In my part of the world, muslims are looked upon in a very one dimensional way. We associate muslims with women in burkas, the Koran, mosques, eid, fast, Ramadan. And…. terror. Does people from, say Pakistan, drink alcohol? do they read Shakespeare? do they have any sense of humour??
I always turn to the books, novels in particular, in order to learn about foreign cultures, and have lately read quite a few books by Pakistani authors. My favourite might possibly be Kamila Shamsie. Highly acclaimed “Burnt Shadows” (2009) is translated into Norwegian, but all her previous novels (which I read in succession) are really worthwhile to read. Maybe more so than “Burnt Shadows”…
Shamsie, and many other Pakistani writers, describes a muslim world we seldom hear about in the news. They describe the elite…. the intellectuals. Those who dance and drink and sing… Those who are in opposition to the establishment. Those who quote Shakespeare… Yes, poverty is there, in glimpses. But those of us who has read say Indian literature extensively, is more than ready for a more differentiated picture of countries like India, Pakistan and Bangladesh. Which leads me to the novel I just finished; “A good Muslim” by Tahmima Anam, born in Dhaka, Bangladesh. Anam lives in London and has received several UK prizes for her first novel, “A Golden Age”. “A Good Muslim” is a good read. But it’s also tells the story of “the good and the bad” muslim and thus calls for reflection. (It also has a beautiful cover, which I’m always drawn towards…)
Most of the muslim authors I’ve read travel between their homeland and the US, or other western countries. Shamsie has won prizes both in her homeland and UK.

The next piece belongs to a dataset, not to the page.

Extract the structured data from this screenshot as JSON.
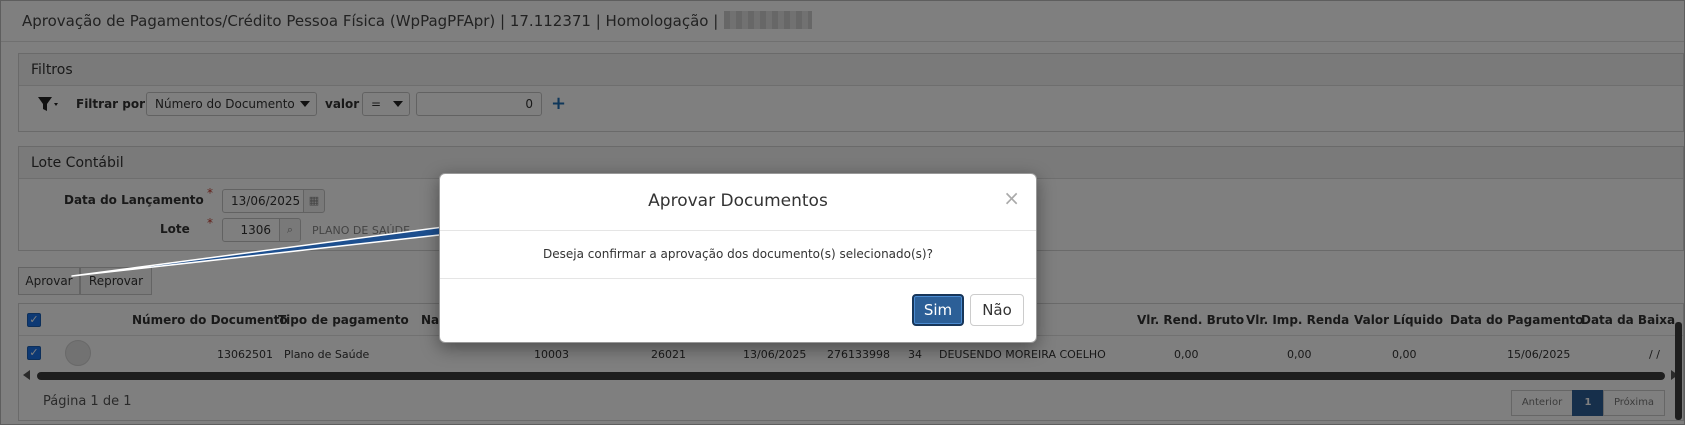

Last but not least I should mention “How it Happened” by Shazaf Fatima Haider. Born in Islamabad, based in Karachi, this is her first novel. Haider has taught me all I need to know about arranged marriages…. besides, her book is absolutely hilarious. In the western world we despise arranged marriages, failing to see it’s part of a totality. It doesn’t fit in our culture, but that doesn’t mean it’s wrong. I wouldn’t say I’m now in favour of arranged marriages, but the novel gave me both insight and understanding – and a good laugh. Haider writes well and a difficult topic is handled with humour!